### Activity
Would you copy out the following entries exactly, without any of the pictures?

### Exercise inputs
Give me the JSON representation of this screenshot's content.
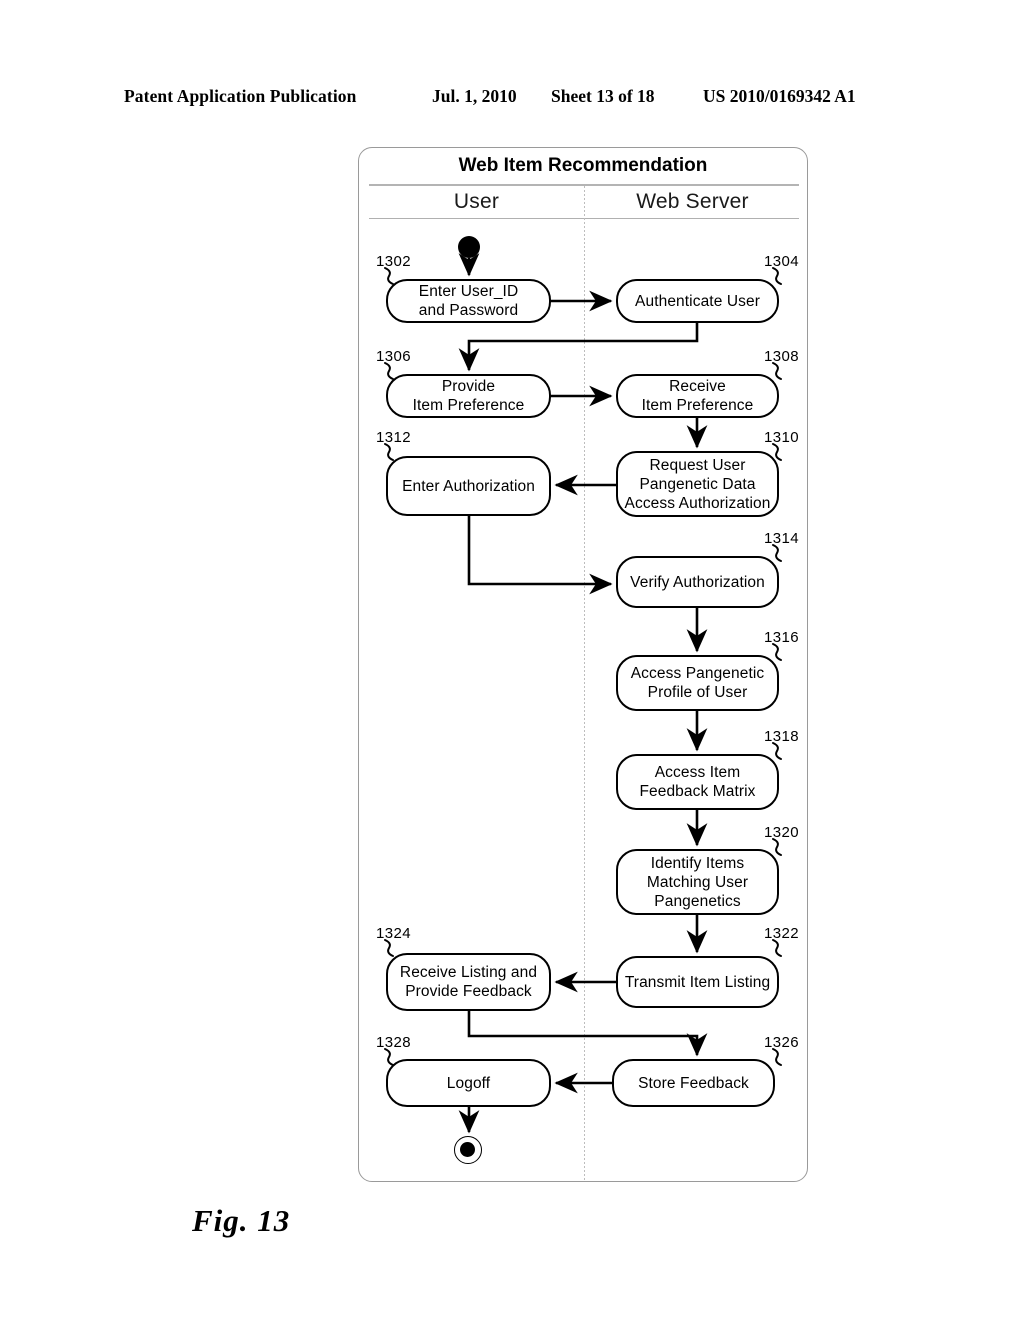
{
  "header": {
    "publication": "Patent Application Publication",
    "date": "Jul. 1, 2010",
    "sheet": "Sheet 13 of 18",
    "number": "US 2010/0169342 A1"
  },
  "figure": {
    "caption": "Fig.  13"
  },
  "diagram": {
    "title": "Web Item Recommendation",
    "lanes": [
      {
        "id": "user",
        "label": "User"
      },
      {
        "id": "server",
        "label": "Web Server"
      }
    ],
    "start_node": "start-node",
    "end_node": "end-node",
    "nodes": [
      {
        "ref": "1302",
        "lane": "user",
        "label": "Enter User_ID\nand Password"
      },
      {
        "ref": "1304",
        "lane": "server",
        "label": "Authenticate User"
      },
      {
        "ref": "1306",
        "lane": "user",
        "label": "Provide\nItem Preference"
      },
      {
        "ref": "1308",
        "lane": "server",
        "label": "Receive\nItem Preference"
      },
      {
        "ref": "1312",
        "lane": "user",
        "label": "Enter Authorization"
      },
      {
        "ref": "1310",
        "lane": "server",
        "label": "Request User\nPangenetic Data\nAccess Authorization"
      },
      {
        "ref": "1314",
        "lane": "server",
        "label": "Verify Authorization"
      },
      {
        "ref": "1316",
        "lane": "server",
        "label": "Access Pangenetic\nProfile of User"
      },
      {
        "ref": "1318",
        "lane": "server",
        "label": "Access Item\nFeedback Matrix"
      },
      {
        "ref": "1320",
        "lane": "server",
        "label": "Identify Items\nMatching User\nPangenetics"
      },
      {
        "ref": "1324",
        "lane": "user",
        "label": "Receive Listing and\nProvide Feedback"
      },
      {
        "ref": "1322",
        "lane": "server",
        "label": "Transmit Item Listing"
      },
      {
        "ref": "1328",
        "lane": "user",
        "label": "Logoff"
      },
      {
        "ref": "1326",
        "lane": "server",
        "label": "Store Feedback"
      }
    ],
    "colors": {
      "node_border": "#000000",
      "container_border": "#9a9a9a",
      "lane_divider": "#bdbdbd",
      "connector": "#000000"
    }
  }
}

### Solution
Give me the JSON representation of this screenshot's content.
{
  "header": {
    "publication": "Patent Application Publication",
    "date": "Jul. 1, 2010",
    "sheet": "Sheet 13 of 18",
    "number": "US 2010/0169342 A1"
  },
  "figure": {
    "caption": "Fig.  13"
  },
  "diagram": {
    "title": "Web Item Recommendation",
    "lanes": [
      {
        "id": "user",
        "label": "User"
      },
      {
        "id": "server",
        "label": "Web Server"
      }
    ],
    "start_node": "start-node",
    "end_node": "end-node",
    "nodes": [
      {
        "ref": "1302",
        "lane": "user",
        "label": "Enter User_ID\nand Password"
      },
      {
        "ref": "1304",
        "lane": "server",
        "label": "Authenticate User"
      },
      {
        "ref": "1306",
        "lane": "user",
        "label": "Provide\nItem Preference"
      },
      {
        "ref": "1308",
        "lane": "server",
        "label": "Receive\nItem Preference"
      },
      {
        "ref": "1312",
        "lane": "user",
        "label": "Enter Authorization"
      },
      {
        "ref": "1310",
        "lane": "server",
        "label": "Request User\nPangenetic Data\nAccess Authorization"
      },
      {
        "ref": "1314",
        "lane": "server",
        "label": "Verify Authorization"
      },
      {
        "ref": "1316",
        "lane": "server",
        "label": "Access Pangenetic\nProfile of User"
      },
      {
        "ref": "1318",
        "lane": "server",
        "label": "Access Item\nFeedback Matrix"
      },
      {
        "ref": "1320",
        "lane": "server",
        "label": "Identify Items\nMatching User\nPangenetics"
      },
      {
        "ref": "1324",
        "lane": "user",
        "label": "Receive Listing and\nProvide Feedback"
      },
      {
        "ref": "1322",
        "lane": "server",
        "label": "Transmit Item Listing"
      },
      {
        "ref": "1328",
        "lane": "user",
        "label": "Logoff"
      },
      {
        "ref": "1326",
        "lane": "server",
        "label": "Store Feedback"
      }
    ],
    "colors": {
      "node_border": "#000000",
      "container_border": "#9a9a9a",
      "lane_divider": "#bdbdbd",
      "connector": "#000000"
    }
  }
}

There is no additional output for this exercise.